From the patient side, however, nothing is guaranteed. I have many wonderful patients that seem to value my advice, attempt to follow it to the best of their ability and actually are able to achieve the outcomes that they want to a reasonable extent. These patients are truly a joy to care for. They are the kind of patients that you reflect on to get you through a tough day and remind you why you are doing this in the first place.

Then, there is the other subgroup of patients. These are the ones that come in after years of absence and personal neglect with high expectations that you will be able to wave your magic wand and fix all of their issues with a single sweep of your arm. These are the morbidly obese diabetics who have never even attempted to modify their lifestyles or their mental relationships with food and demand that you refer them for a gastric bypass and are outraged when you hesitate. You try to explain to them how important it is to change their mental views about food and stick with some sort of weight loss plan and even psychological counselling for six months to increase their chances of success. This just further infuriates them since they are already frustrated and blinded by their quest for a quick fix for a problem that is many many years in the making. These are the patients that request CoolSculpting ( a non-invasive fat freezing procedure) thinking that it will shrink them from a size 24 to a size 2 with absolutely no effort on their part in terms of diet and exercise and then get angry when you advise them against it, because you are not out to take their money by doing something that you know won’t work. Shame on you right? Wrong.
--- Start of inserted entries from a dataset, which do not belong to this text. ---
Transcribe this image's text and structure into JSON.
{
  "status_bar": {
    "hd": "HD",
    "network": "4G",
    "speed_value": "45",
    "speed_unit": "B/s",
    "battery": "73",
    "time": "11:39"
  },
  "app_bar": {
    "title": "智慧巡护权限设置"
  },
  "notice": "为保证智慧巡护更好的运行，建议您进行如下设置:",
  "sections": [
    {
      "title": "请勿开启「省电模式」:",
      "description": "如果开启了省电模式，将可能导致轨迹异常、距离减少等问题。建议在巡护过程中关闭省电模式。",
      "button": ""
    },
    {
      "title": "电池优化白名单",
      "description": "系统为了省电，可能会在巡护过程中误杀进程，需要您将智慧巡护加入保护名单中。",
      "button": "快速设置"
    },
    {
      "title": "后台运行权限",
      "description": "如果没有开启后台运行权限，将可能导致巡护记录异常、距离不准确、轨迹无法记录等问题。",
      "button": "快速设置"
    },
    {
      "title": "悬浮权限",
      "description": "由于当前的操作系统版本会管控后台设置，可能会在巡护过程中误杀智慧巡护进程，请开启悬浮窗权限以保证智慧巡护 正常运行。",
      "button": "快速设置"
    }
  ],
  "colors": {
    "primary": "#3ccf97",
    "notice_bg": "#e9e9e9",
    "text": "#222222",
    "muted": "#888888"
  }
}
These are the kind of patients that frustrate you, make you second guess yourself, and leave you questioning if you will ever be able to make a difference in their lives. Every interaction with them is like walking an agonizingly fine tightrope. Fall off on one side and you may satisfy them for a second, but you compromise your ethics. Fall off on the other side and you have done what’s right but they may leave and never come back. Either way someone loses, whether it is you or the patient.

The bottom line is that the doctor and the patient have to be a team. It makes sense doesn’t it? Both parties should have the same goal: the well-being of the patient. It is ideal if both parties are on the same page, but not always possible. However, even if both sides are not in agreement, goals can be achieved as long as there is a personal investment on both sides. Both parties have to play an active role in order to achieve the desired outcome. The doctor has to be actively engaged in researching and recommending solutions for the patient and the patient has to be willing to take the necessary steps to attempt to follow those recommendations in order to achieve their goals. The doctor cannot wave a magic wand any more than the patient can just sit and wish for change without taking any action. It just won’t work. Have a great day everyone.

Dr. Katz